 In a HAM application, the CAD assembly modeling system works as the client application, connecting to the part and subasssembly providers, typically implemented with other CAD systems, and subscribing to their services. As a parameter change request is issued by the HAM client, the part servers perform the necessary calculations, and send an updated neutral file to the client, which in turn rebuilds the assembly model. From the viewpoint of the HAM client application, the imported parts appear to permit parametric control.
 For these reasons, the presently disclosed method adds a communication infrastructure to the file-based interaction. This infrastructure allows for fast and automatic control over geometry parameters, which can be accessed by all participants, and keeps track of neutral file versions. For the HAM application, this allows the assembly modeler to drive the part parameters by issuing remote requests to the part geometry provider and automatically receiving an updated neutral file back. The framework establishes a basic architecture for building collaborative environments for assembly product design, where CAD, CAM and CAAP applications can easily share geometric content.
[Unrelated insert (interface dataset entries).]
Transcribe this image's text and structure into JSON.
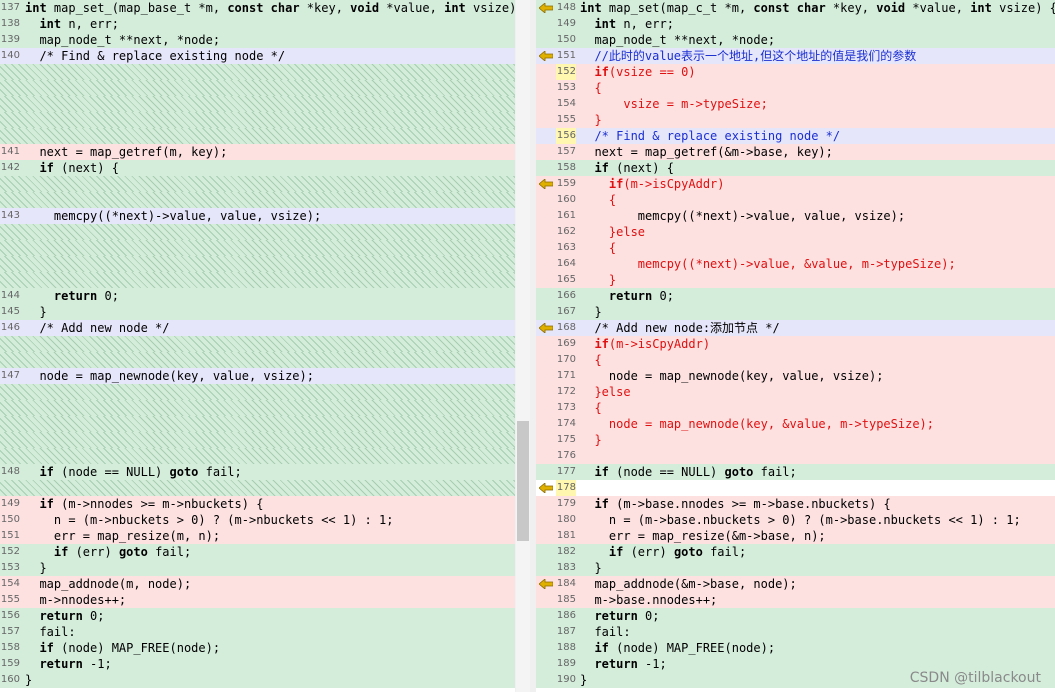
{
  "left": {
    "lines": [
      {
        "n": "137",
        "t": "int map_set_(map_base_t *m, const char *key, void *value, int vsize) {",
        "c": "same"
      },
      {
        "n": "138",
        "t": "  int n, err;",
        "c": "same"
      },
      {
        "n": "139",
        "t": "  map_node_t **next, *node;",
        "c": "same"
      },
      {
        "n": "140",
        "t": "  /* Find & replace existing node */",
        "c": "comment"
      },
      {
        "n": "",
        "t": "",
        "c": "hatch"
      },
      {
        "n": "",
        "t": "",
        "c": "hatch"
      },
      {
        "n": "",
        "t": "",
        "c": "hatch"
      },
      {
        "n": "",
        "t": "",
        "c": "hatch"
      },
      {
        "n": "",
        "t": "",
        "c": "hatch"
      },
      {
        "n": "141",
        "t": "  next = map_getref(m, key);",
        "c": "change"
      },
      {
        "n": "142",
        "t": "  if (next) {",
        "c": "same"
      },
      {
        "n": "",
        "t": "",
        "c": "hatch"
      },
      {
        "n": "",
        "t": "",
        "c": "hatch"
      },
      {
        "n": "143",
        "t": "    memcpy((*next)->value, value, vsize);",
        "c": "comment"
      },
      {
        "n": "",
        "t": "",
        "c": "hatch"
      },
      {
        "n": "",
        "t": "",
        "c": "hatch"
      },
      {
        "n": "",
        "t": "",
        "c": "hatch"
      },
      {
        "n": "",
        "t": "",
        "c": "hatch"
      },
      {
        "n": "144",
        "t": "    return 0;",
        "c": "same"
      },
      {
        "n": "145",
        "t": "  }",
        "c": "same"
      },
      {
        "n": "146",
        "t": "  /* Add new node */",
        "c": "comment"
      },
      {
        "n": "",
        "t": "",
        "c": "hatch"
      },
      {
        "n": "",
        "t": "",
        "c": "hatch"
      },
      {
        "n": "147",
        "t": "  node = map_newnode(key, value, vsize);",
        "c": "comment"
      },
      {
        "n": "",
        "t": "",
        "c": "hatch"
      },
      {
        "n": "",
        "t": "",
        "c": "hatch"
      },
      {
        "n": "",
        "t": "",
        "c": "hatch"
      },
      {
        "n": "",
        "t": "",
        "c": "hatch"
      },
      {
        "n": "",
        "t": "",
        "c": "hatch"
      },
      {
        "n": "148",
        "t": "  if (node == NULL) goto fail;",
        "c": "same"
      },
      {
        "n": "",
        "t": "",
        "c": "hatch"
      },
      {
        "n": "149",
        "t": "  if (m->nnodes >= m->nbuckets) {",
        "c": "change"
      },
      {
        "n": "150",
        "t": "    n = (m->nbuckets > 0) ? (m->nbuckets << 1) : 1;",
        "c": "change"
      },
      {
        "n": "151",
        "t": "    err = map_resize(m, n);",
        "c": "change"
      },
      {
        "n": "152",
        "t": "    if (err) goto fail;",
        "c": "same"
      },
      {
        "n": "153",
        "t": "  }",
        "c": "same"
      },
      {
        "n": "154",
        "t": "  map_addnode(m, node);",
        "c": "change"
      },
      {
        "n": "155",
        "t": "  m->nnodes++;",
        "c": "change"
      },
      {
        "n": "156",
        "t": "  return 0;",
        "c": "same"
      },
      {
        "n": "157",
        "t": "  fail:",
        "c": "same"
      },
      {
        "n": "158",
        "t": "  if (node) MAP_FREE(node);",
        "c": "same"
      },
      {
        "n": "159",
        "t": "  return -1;",
        "c": "same"
      },
      {
        "n": "160",
        "t": "}",
        "c": "same"
      }
    ]
  },
  "right": {
    "lines": [
      {
        "n": "148",
        "t": "int map_set(map_c_t *m, const char *key, void *value, int vsize) {",
        "c": "same",
        "a": true
      },
      {
        "n": "149",
        "t": "  int n, err;",
        "c": "same"
      },
      {
        "n": "150",
        "t": "  map_node_t **next, *node;",
        "c": "same"
      },
      {
        "n": "151",
        "t": "  //此时的value表示一个地址,但这个地址的值是我们的参数",
        "c": "comment",
        "a": true,
        "col": "blue"
      },
      {
        "n": "152",
        "t": "  if(vsize == 0)",
        "c": "change",
        "col": "red",
        "hl": true
      },
      {
        "n": "153",
        "t": "  {",
        "c": "change",
        "col": "red"
      },
      {
        "n": "154",
        "t": "      vsize = m->typeSize;",
        "c": "change",
        "col": "red"
      },
      {
        "n": "155",
        "t": "  }",
        "c": "change",
        "col": "red"
      },
      {
        "n": "156",
        "t": "  /* Find & replace existing node */",
        "c": "comment",
        "col": "blue",
        "hl": true
      },
      {
        "n": "157",
        "t": "  next = map_getref(&m->base, key);",
        "c": "change"
      },
      {
        "n": "158",
        "t": "  if (next) {",
        "c": "same"
      },
      {
        "n": "159",
        "t": "    if(m->isCpyAddr)",
        "c": "change",
        "a": true,
        "col": "red"
      },
      {
        "n": "160",
        "t": "    {",
        "c": "change",
        "col": "red"
      },
      {
        "n": "161",
        "t": "        memcpy((*next)->value, value, vsize);",
        "c": "change"
      },
      {
        "n": "162",
        "t": "    }else",
        "c": "change",
        "col": "red"
      },
      {
        "n": "163",
        "t": "    {",
        "c": "change",
        "col": "red"
      },
      {
        "n": "164",
        "t": "        memcpy((*next)->value, &value, m->typeSize);",
        "c": "change",
        "col": "red"
      },
      {
        "n": "165",
        "t": "    }",
        "c": "change",
        "col": "red"
      },
      {
        "n": "166",
        "t": "    return 0;",
        "c": "same"
      },
      {
        "n": "167",
        "t": "  }",
        "c": "same"
      },
      {
        "n": "168",
        "t": "  /* Add new node:添加节点 */",
        "c": "comment",
        "a": true
      },
      {
        "n": "169",
        "t": "  if(m->isCpyAddr)",
        "c": "change",
        "col": "red"
      },
      {
        "n": "170",
        "t": "  {",
        "c": "change",
        "col": "red"
      },
      {
        "n": "171",
        "t": "    node = map_newnode(key, value, vsize);",
        "c": "change"
      },
      {
        "n": "172",
        "t": "  }else",
        "c": "change",
        "col": "red"
      },
      {
        "n": "173",
        "t": "  {",
        "c": "change",
        "col": "red"
      },
      {
        "n": "174",
        "t": "    node = map_newnode(key, &value, m->typeSize);",
        "c": "change",
        "col": "red"
      },
      {
        "n": "175",
        "t": "  }",
        "c": "change",
        "col": "red"
      },
      {
        "n": "176",
        "t": "",
        "c": "change"
      },
      {
        "n": "177",
        "t": "  if (node == NULL) goto fail;",
        "c": "same"
      },
      {
        "n": "178",
        "t": "",
        "c": "empty",
        "a": true,
        "hl": true
      },
      {
        "n": "179",
        "t": "  if (m->base.nnodes >= m->base.nbuckets) {",
        "c": "change"
      },
      {
        "n": "180",
        "t": "    n = (m->base.nbuckets > 0) ? (m->base.nbuckets << 1) : 1;",
        "c": "change"
      },
      {
        "n": "181",
        "t": "    err = map_resize(&m->base, n);",
        "c": "change"
      },
      {
        "n": "182",
        "t": "    if (err) goto fail;",
        "c": "same"
      },
      {
        "n": "183",
        "t": "  }",
        "c": "same"
      },
      {
        "n": "184",
        "t": "  map_addnode(&m->base, node);",
        "c": "change",
        "a": true
      },
      {
        "n": "185",
        "t": "  m->base.nnodes++;",
        "c": "change"
      },
      {
        "n": "186",
        "t": "  return 0;",
        "c": "same"
      },
      {
        "n": "187",
        "t": "  fail:",
        "c": "same"
      },
      {
        "n": "188",
        "t": "  if (node) MAP_FREE(node);",
        "c": "same"
      },
      {
        "n": "189",
        "t": "  return -1;",
        "c": "same"
      },
      {
        "n": "190",
        "t": "}",
        "c": "same"
      }
    ]
  },
  "watermark": "CSDN @tilblackout",
  "colors": {
    "same": "#d4eddb",
    "change": "#fde1e1",
    "comment": "#e6e6fb",
    "red": "#e01010",
    "blue": "#1a2fd0",
    "arrow": "#e0b000"
  }
}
 Having described preferred embodiments of the invention it will now become apparent to those of ordinary skill in the art that other embodiments incorporating these concepts may be used. Additionally, the software included as part of the invention may be embodied in a computer program product that includes a computer useable medium. For example, such a computer usable medium can include a readable memory device, such as a hard drive device, a CD-ROM, a DVD-ROM, or a computer diskette, having computer readable program code segments stored thereon. The computer readable medium can also include a communications link, either optical, wired, or wireless, having program code segments carried thereon as digital or analog signals. Accordingly, it is submitted that that the invention should not be limited to the described embodiments but rather should be limited only by the spirit and scope of the appended claims. All publications and references cited herein are expressly incorporated herein by reference in their entirety.